The Dolphins' passing game can use the help.
Speedy Ted Ginn Jr. has been a disappointment since Miami took him with the ninth overall draft pick in 2007. Ginn and the other wideouts -- Brian Hartline, Davone Bess and Greg Camarillo -- combined for only six touchdown catches last season.
The acquisition of a top-line receiver frees up the Dolphins to use the No. 12 pick in the draft next week on the defensive front seven, where help is also needed.
The trade, a complex negotiation involving as many as four teams, began shortly after Marshall failed to secure a contract offer as a restricted free agent and signed his one-year tender with the Broncos on Tuesday morning. A source with direct involvement in the talks told Werder that McDaniels and general manager Brian Xanders negotiated with Parcells and Dolphins general manager Jeff Ireland into the early-morning hours Wednesday before reaching an agreement.
Miami was hot after Marshall, as was Seattle. Tampa Bay showed some interest, and even the Jets considered making a play for Marshall before making their deal for Holmes, according to sources.
Marshall, 26, is one of the game's best young wide receivers, a mercurial talent in the prime of his career at the position where the Dolphins needed help most. But like Holmes, he also brings a reputation of being difficult to handle and a record that has him one strike from a yearlong suspension.
Marshall has had several run-ins with the law and visits to commissioner Roger Goodell's office to discuss his off-the-field behavior.

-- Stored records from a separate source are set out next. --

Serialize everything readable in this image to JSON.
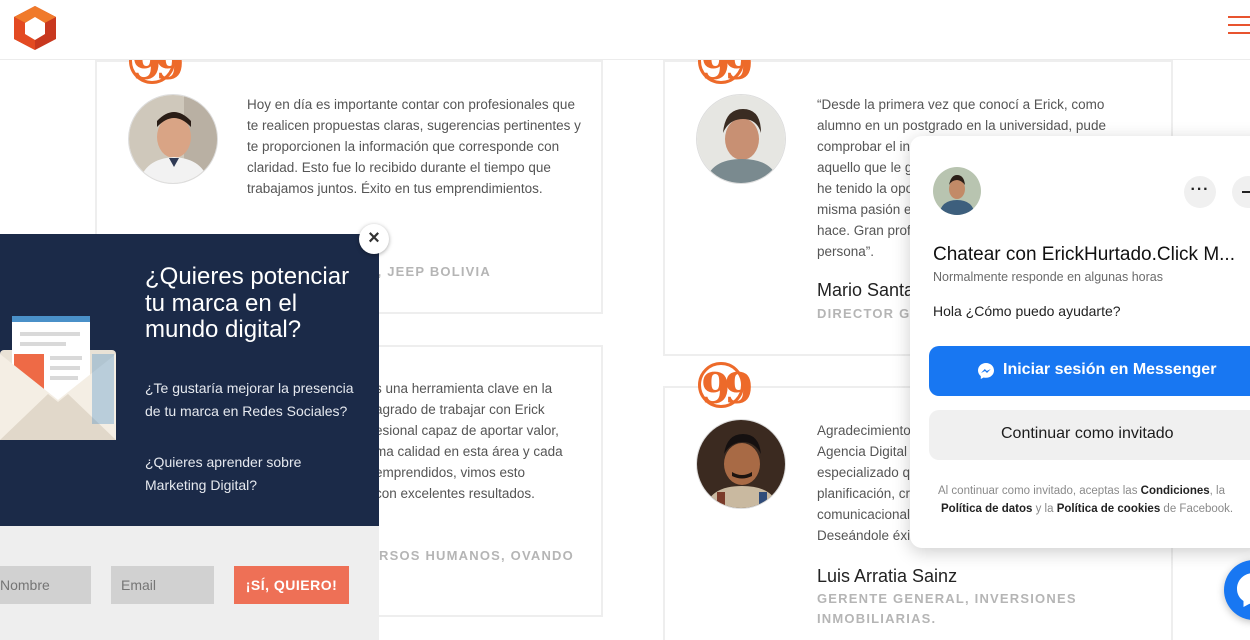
{
  "colors": {
    "accent": "#ed6a2a",
    "popup_bg": "#1b2a48",
    "cta": "#ee7056",
    "messenger": "#1877f2"
  },
  "header": {
    "logo_icon": "hexagon-logo-icon",
    "menu_icon": "hamburger-menu-icon"
  },
  "testimonials": [
    {
      "quote": "Hoy en día es importante contar con profesionales que te realicen propuestas claras, sugerencias pertinentes y te proporcionen la información que corresponde con claridad. Esto fue lo recibido durante el tiempo que trabajamos juntos. Éxito en tus emprendimientos.",
      "role_visible": "A, JEEP BOLIVIA"
    },
    {
      "quote": "“Desde la primera vez que conocí a Erick, como alumno en un postgrado en la universidad, pude comprobar el in aquello que le g he tenido la opo misma pasión e hace. Gran prof persona”.",
      "lines": [
        "“Desde la primera vez que conocí a Erick, como",
        "alumno en un postgrado en la universidad, pude",
        "comprobar el in",
        "aquello que le g",
        "he tenido la opo",
        "misma pasión e",
        "hace. Gran prof",
        "persona”."
      ],
      "name": "Mario Santa",
      "role": "DIRECTOR GE"
    },
    {
      "lines": [
        "s una herramienta clave en la",
        "agrado de trabajar con Erick",
        "esional capaz de aportar valor,",
        "ma calidad en esta área y cada",
        "emprendidos, vimos esto",
        "con excelentes resultados."
      ],
      "role_visible": "RSOS HUMANOS, OVANDO"
    },
    {
      "lines": [
        "Agradecimiento",
        "Agencia Digital",
        "especializado q",
        "planificación, cr",
        "comunicacional",
        "Deseándole éxi"
      ],
      "name": "Luis Arratia Sainz",
      "role_lines": [
        "GERENTE GENERAL, INVERSIONES",
        "INMOBILIARIAS."
      ]
    }
  ],
  "popup": {
    "title": "¿Quieres potenciar tu marca en el mundo digital?",
    "text1": "¿Te gustaría mejorar la presencia de tu marca en Redes Sociales?",
    "text2": "¿Quieres aprender sobre Marketing Digital?",
    "name_placeholder": "Nombre",
    "email_placeholder": "Email",
    "cta_label": "¡SÍ, QUIERO!",
    "close_label": "×"
  },
  "chat": {
    "title": "Chatear con ErickHurtado.Click M...",
    "subtitle": "Normalmente responde en algunas horas",
    "greeting": "Hola ¿Cómo puedo ayudarte?",
    "login_label": "Iniciar sesión en Messenger",
    "guest_label": "Continuar como invitado",
    "more_label": "···",
    "legal_1": "Al continuar como invitado, aceptas las ",
    "legal_conditions": "Condiciones",
    "legal_2": ", la",
    "legal_privacy": "Política de datos",
    "legal_3": " y la ",
    "legal_cookies": "Política de cookies",
    "legal_4": " de Facebook."
  }
}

He was suspended for the 2008 opener following a series of domestic disputes involving a former girlfriend.
In February, an emotional Marshall was a witness in the murder trial of Willie Clark, who was convicted in the 2007 drive-by slaying of Broncos cornerback Darrent Williams.